Four-way Bargello takes a basic Bargello line and turns it along the diagonal lines of the area, turning it from a line into a square. Even the simplest Bargello lines get great sophistication from being turned and the resulting shapes and patterns are very compelling.
It’s not my best technique, although I’m getting better at it. But I love to look at the patterns. The shapes which appear at the corners, the sense you have of depth as the design moves towards the center, all give this form of Bargello needlepoint a very modern feel.
The picture at the top of this article is of a very simple Four Way Bargello pattern from my book, Bargello Revisited. It’s made into a pincushion.
It became popular in the 70’s through several books by Dorothy Kaestner. I have also seen examples of this technique in books from the early 1900’s. Because it works best on square items of one kind or another, it’s not great for large expanses of stitching, borders or non-square shapes.
One consequence of turning the Bargello line is that along the diagonals stitches will meet at 90 degree angles. Often this shortens the stitches significantly and hides the pattern.

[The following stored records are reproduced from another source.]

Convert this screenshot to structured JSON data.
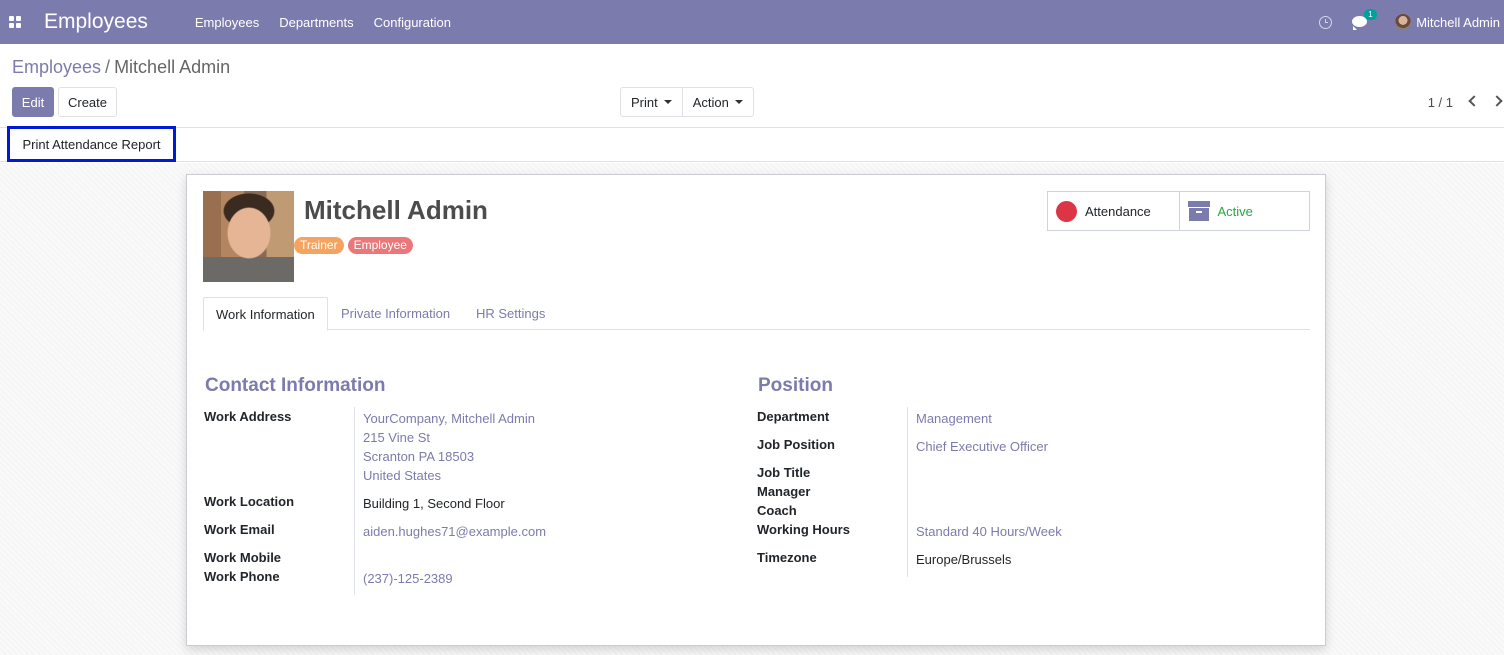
{
  "navbar": {
    "app_title": "Employees",
    "menu": [
      "Employees",
      "Departments",
      "Configuration"
    ],
    "chat_badge": "1",
    "user_name": "Mitchell Admin"
  },
  "breadcrumb": {
    "parent": "Employees",
    "separator": "/",
    "current": "Mitchell Admin"
  },
  "toolbar": {
    "edit_label": "Edit",
    "create_label": "Create",
    "print_label": "Print",
    "action_label": "Action",
    "pager": "1 / 1"
  },
  "statusbar": {
    "attendance_report_label": "Print Attendance Report"
  },
  "employee": {
    "name": "Mitchell Admin",
    "tags": [
      "Trainer",
      "Employee"
    ],
    "smart_buttons": {
      "attendance": "Attendance",
      "active": "Active"
    }
  },
  "tabs": [
    "Work Information",
    "Private Information",
    "HR Settings"
  ],
  "contact": {
    "title": "Contact Information",
    "work_address_label": "Work Address",
    "work_address": [
      "YourCompany, Mitchell Admin",
      "215 Vine St",
      "Scranton PA 18503",
      "United States"
    ],
    "work_location_label": "Work Location",
    "work_location": "Building 1, Second Floor",
    "work_email_label": "Work Email",
    "work_email": "aiden.hughes71@example.com",
    "work_mobile_label": "Work Mobile",
    "work_phone_label": "Work Phone",
    "work_phone": "(237)-125-2389"
  },
  "position": {
    "title": "Position",
    "department_label": "Department",
    "department": "Management",
    "job_position_label": "Job Position",
    "job_position": "Chief Executive Officer",
    "job_title_label": "Job Title",
    "manager_label": "Manager",
    "coach_label": "Coach",
    "working_hours_label": "Working Hours",
    "working_hours": "Standard 40 Hours/Week",
    "timezone_label": "Timezone",
    "timezone": "Europe/Brussels"
  },
  "colors": {
    "brand": "#7c7bad",
    "attendance_dot": "#dc3545",
    "active": "#28a745",
    "highlight_border": "#0018d8"
  }
}
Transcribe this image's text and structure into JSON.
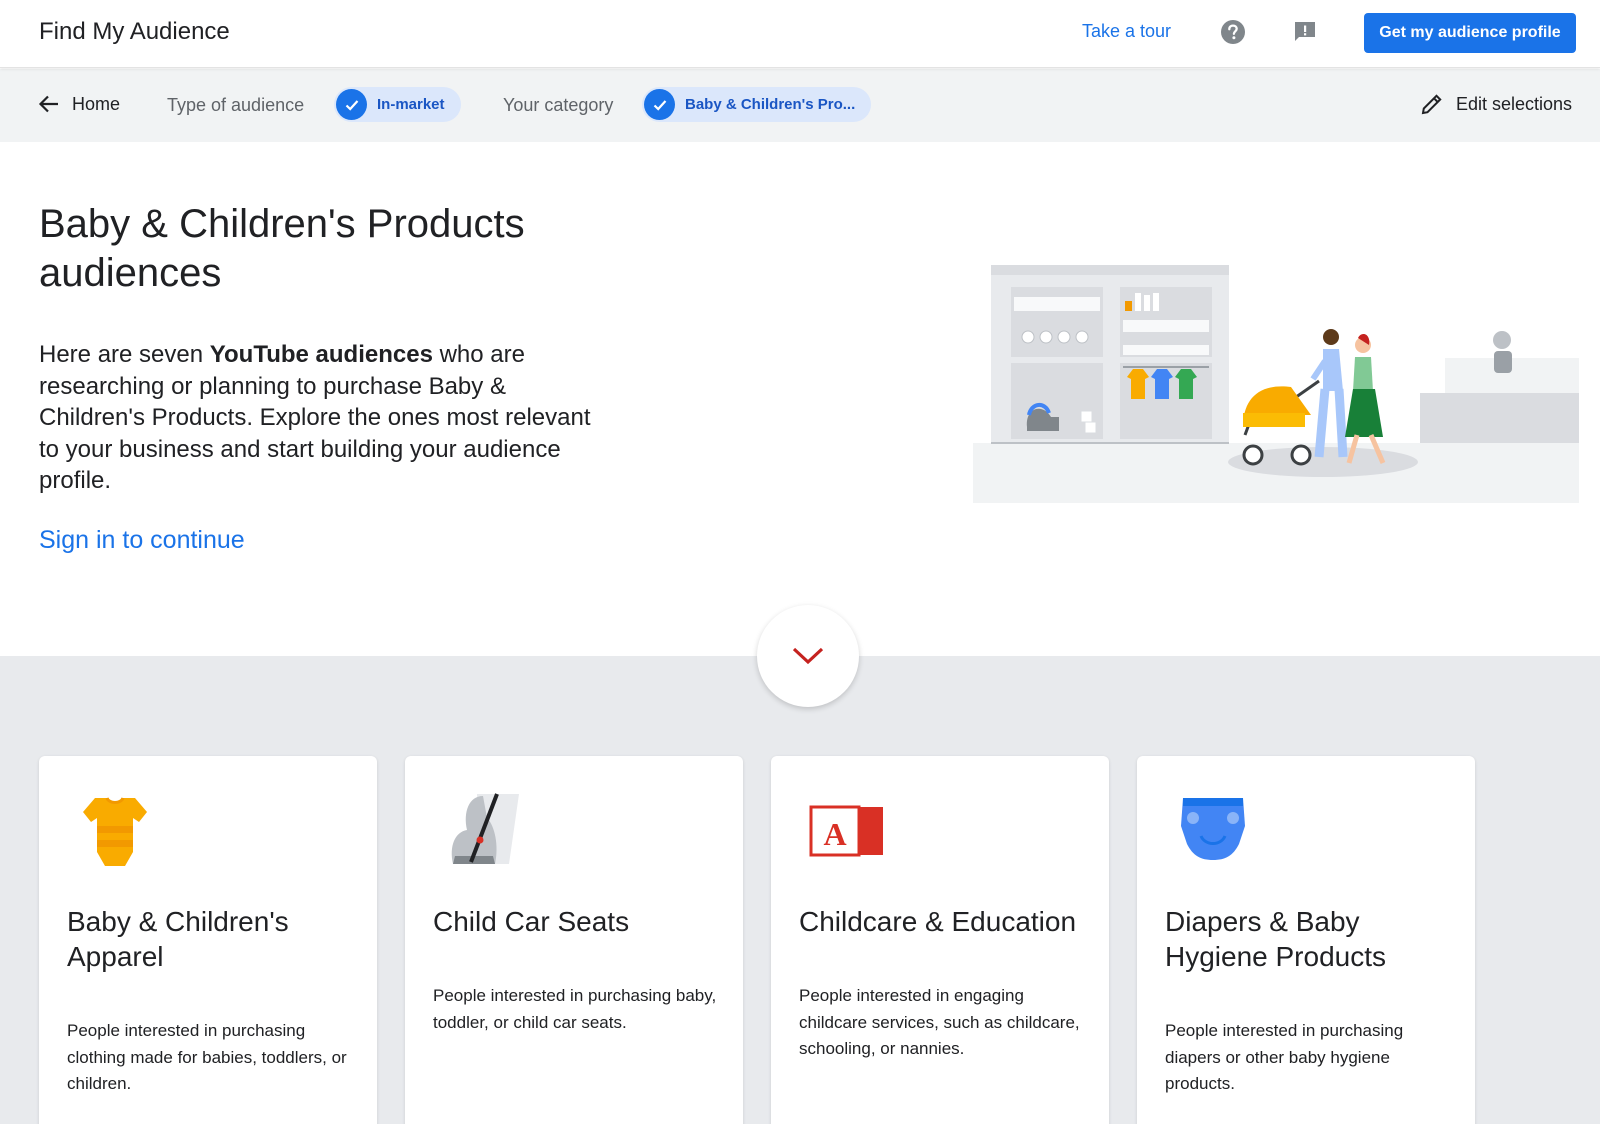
{
  "header": {
    "app_title": "Find My Audience",
    "tour_label": "Take a tour",
    "help_icon": "help-circle-icon",
    "feedback_icon": "feedback-icon",
    "cta_label": "Get my audience profile"
  },
  "selection_bar": {
    "home_label": "Home",
    "audience_type_label": "Type of audience",
    "audience_type_value": "In-market",
    "category_label": "Your category",
    "category_value": "Baby & Children's Pro...",
    "edit_label": "Edit selections"
  },
  "hero": {
    "title": "Baby & Children's Products audiences",
    "body_intro": "Here are seven ",
    "body_bold": "YouTube audiences",
    "body_rest": " who are researching or planning to purchase Baby & Children's Products. Explore the ones most relevant to your business and start building your audience profile.",
    "signin_label": "Sign in to continue"
  },
  "cards": [
    {
      "title": "Baby & Children's Apparel",
      "description": "People interested in purchasing clothing made for babies, toddlers, or children.",
      "icon": "baby-onesie-icon"
    },
    {
      "title": "Child Car Seats",
      "description": "People interested in purchasing baby, toddler, or child car seats.",
      "icon": "car-seat-icon"
    },
    {
      "title": "Childcare & Education",
      "description": "People interested in engaging childcare services, such as childcare, schooling, or nannies.",
      "icon": "alphabet-block-icon",
      "icon_letter": "A"
    },
    {
      "title": "Diapers & Baby Hygiene Products",
      "description": "People interested in purchasing diapers or other baby hygiene products.",
      "icon": "diaper-icon"
    }
  ],
  "colors": {
    "primary_blue": "#1a73e8",
    "chip_bg": "#dbe7fb",
    "scroll_chevron": "#c5221f",
    "gray_section": "#e8eaed",
    "onesie_orange": "#f9ab00",
    "diaper_blue": "#4285f4",
    "block_red": "#d93025"
  }
}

I find it easiest to approach one of these patterns by looking and thinking first before I begin to stitch. Star by looking at the longest line of the pattern. There you will see a straightforward Bargello line. As the design moves toward the center, it shrinks from both sides, but it still remains the same basic line. By identifying this pattern and by keeping it in mind as you stitch, you will find the whole turned pattern makes more sense.
It’s also really easy to get off count on a four way piece. You can minimize the chances of this happening by beginning in the center of the design and working in circles, stitching in each quadrant in turn.
On a recent piece, I found that by analyzing first then stitching, and checking my stitching against the pattern in my head after I finished each quadrant in each round. I stayed on track and finished the stitching in about a day.
Usually when I stitch a Four Way Bargello I rip almost more than I stitch, throw up my hands in frustration, and throw out the piece. I hope these tips help you as you explore this technique.